A new government regulation is targeting online freedom of expression in Sri Lanka. Every ‘news’ website will now have to pay Rs. 25,000 (US$193) to register and Rs. 10,000 every year to maintain their registration.
Some are worried the broad implications of the law could extend to personal blogs, and may even prompt bloggers to resort to self-censorship, out of fear.
In May 2012, the Committee to Protect Journalists (CPJ) reported:
Sri Lanka's Supreme Court slammed the door on a case about the shutdown of four websites that had failed to register with the government. In handing down its decision, the Court appeared to rule that freedom of expression in Sri Lanka is not an absolute right and can be restricted–and you don't need to pass a law to do so.
The ruling came after the defense argued that there is no law that requires web owners to register, so the Ministry of Media and the Telecommunication Regulatory Commission cannot arbitrarily block websites.
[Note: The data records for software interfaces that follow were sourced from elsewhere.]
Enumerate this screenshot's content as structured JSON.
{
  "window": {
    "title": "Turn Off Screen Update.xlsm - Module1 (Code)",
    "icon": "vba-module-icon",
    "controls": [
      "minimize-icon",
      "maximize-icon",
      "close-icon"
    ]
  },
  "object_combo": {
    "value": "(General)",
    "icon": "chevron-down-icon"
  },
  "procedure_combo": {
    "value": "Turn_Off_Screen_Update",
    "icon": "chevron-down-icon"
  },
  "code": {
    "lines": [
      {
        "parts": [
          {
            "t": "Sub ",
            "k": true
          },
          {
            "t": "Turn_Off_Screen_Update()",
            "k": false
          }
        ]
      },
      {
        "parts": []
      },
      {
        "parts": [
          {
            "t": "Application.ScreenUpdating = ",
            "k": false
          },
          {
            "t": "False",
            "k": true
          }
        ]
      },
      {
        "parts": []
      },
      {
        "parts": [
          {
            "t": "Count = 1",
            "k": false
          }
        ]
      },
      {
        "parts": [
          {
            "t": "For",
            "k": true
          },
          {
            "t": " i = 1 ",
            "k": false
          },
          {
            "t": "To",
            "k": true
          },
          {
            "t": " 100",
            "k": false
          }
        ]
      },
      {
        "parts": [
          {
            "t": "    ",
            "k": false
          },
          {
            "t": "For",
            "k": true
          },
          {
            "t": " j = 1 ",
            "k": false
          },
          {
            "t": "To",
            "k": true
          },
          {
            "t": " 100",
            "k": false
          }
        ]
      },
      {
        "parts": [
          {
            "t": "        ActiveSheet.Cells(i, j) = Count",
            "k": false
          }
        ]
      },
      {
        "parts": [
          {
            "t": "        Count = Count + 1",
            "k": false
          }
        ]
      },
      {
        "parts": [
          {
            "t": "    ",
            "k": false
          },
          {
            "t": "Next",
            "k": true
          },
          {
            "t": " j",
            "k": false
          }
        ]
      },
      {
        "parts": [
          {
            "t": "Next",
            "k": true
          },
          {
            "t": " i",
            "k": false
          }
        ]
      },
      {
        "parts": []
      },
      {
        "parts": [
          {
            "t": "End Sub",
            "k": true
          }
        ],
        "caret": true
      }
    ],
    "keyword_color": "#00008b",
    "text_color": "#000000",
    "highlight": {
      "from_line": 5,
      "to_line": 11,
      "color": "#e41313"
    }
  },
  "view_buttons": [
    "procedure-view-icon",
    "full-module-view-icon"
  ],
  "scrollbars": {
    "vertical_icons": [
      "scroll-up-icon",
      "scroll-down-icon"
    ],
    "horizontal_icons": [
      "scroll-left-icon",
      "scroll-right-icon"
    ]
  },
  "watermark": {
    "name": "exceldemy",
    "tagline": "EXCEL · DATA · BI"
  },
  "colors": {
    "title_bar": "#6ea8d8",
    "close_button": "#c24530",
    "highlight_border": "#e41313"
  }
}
But authorities quickly took measures to fix that.
On July 12, Sri Lankan Media Minister Keheliya Rambukwella announced that the government is planning to enact new regulations under the Press Council Act to control “news” web sites. He mentioned that the government “would charge Rs. 100,000 (US$770) to register a web site and Rs. 50,000 every year to maintain the registration”.
He also said, “if any person or institution is disturbed or defamed by erroneous news reports, photographs published in any newspaper they could complain to the Sri Lanka Press Council.”
If a complaint amounts to defamation, a defendant can be punished with a fine of up to 5,000 rupees or two years’ imprisonment, or both. Penalties can also be imposed for publishing cabinet proceedings, “official secrets,” government financial information or defence matters. (World Socialist Web Site)
This move prompted strong reactions on and offline. Leaders of opposition parties together with activists protested in Colombo.
Thoughtful Kani writes:
Getting registered is one thing. But the fee of Rs.100,000 is absurd.
On July 27, Secretary to the Ministry of Media and Information Charitha Herath said in Colombo that the Right To Information Act will not be placed in parliament any time soon. The incumbent government has been resisting it for long.
On August 9, the government confirmed that the cabinet vetted the registration fee of news websites and announced reduction of upto 80% from the original proposal. The registration and the annual renewal fee of websites were refixed at Rs 25,000 and 10,000 respectively.
Online freedom of expression under threat
Indi.ca lashes out at the decision:
The government has mass producers of raw filth on public payroll, like Mervyn Silva. They just don’t like criticism or information leveled against them, ie free speech. This is an absolute travesty and a shame.
Patta Pal Boru comments:
This desire to control everything is at the heart of the problem.
The blogger fears that this ruling will lead to utter confusion as to what exactly constitutes a ‘news’ website. This may prompt bloggers to enforce self-censorship out of fear, which of course plays in the favour of govt censorship.
Sanjana Hattotuwa writes about the impact of the new rule:
Obviously, mainstream media websites will fall under this new tax. But online, anyone from anywhere at any time can report something newsworthy, so this new regulation could potentially and very quickly embrace personal blogs, micro-blogs (Twitter accounts), Facebook groups and fan pages, content on platforms like Bundlr that curate news items over the long-term or around a certain issue or event, Flickr photo-streams that are on current events and YouTube video channels.[..]
What’s new is the fact that anyone, anywhere in Sri Lanka is now liable for prosecution at the sole discretion of government.
Groundviews started a Bundlr curation titled ‘Web censorship in Sri Lanka: Documenting a growing trend‘, which has for months logged Sri Lanka’s web censorship and the state of Freedom of Expression online.
According to Patta Pal Boru:
It is very important to build a forum, a movement, and people’s agitation, against the use of media in this way. Only a state that cannot fear criticism, is worthy of being a civilized one.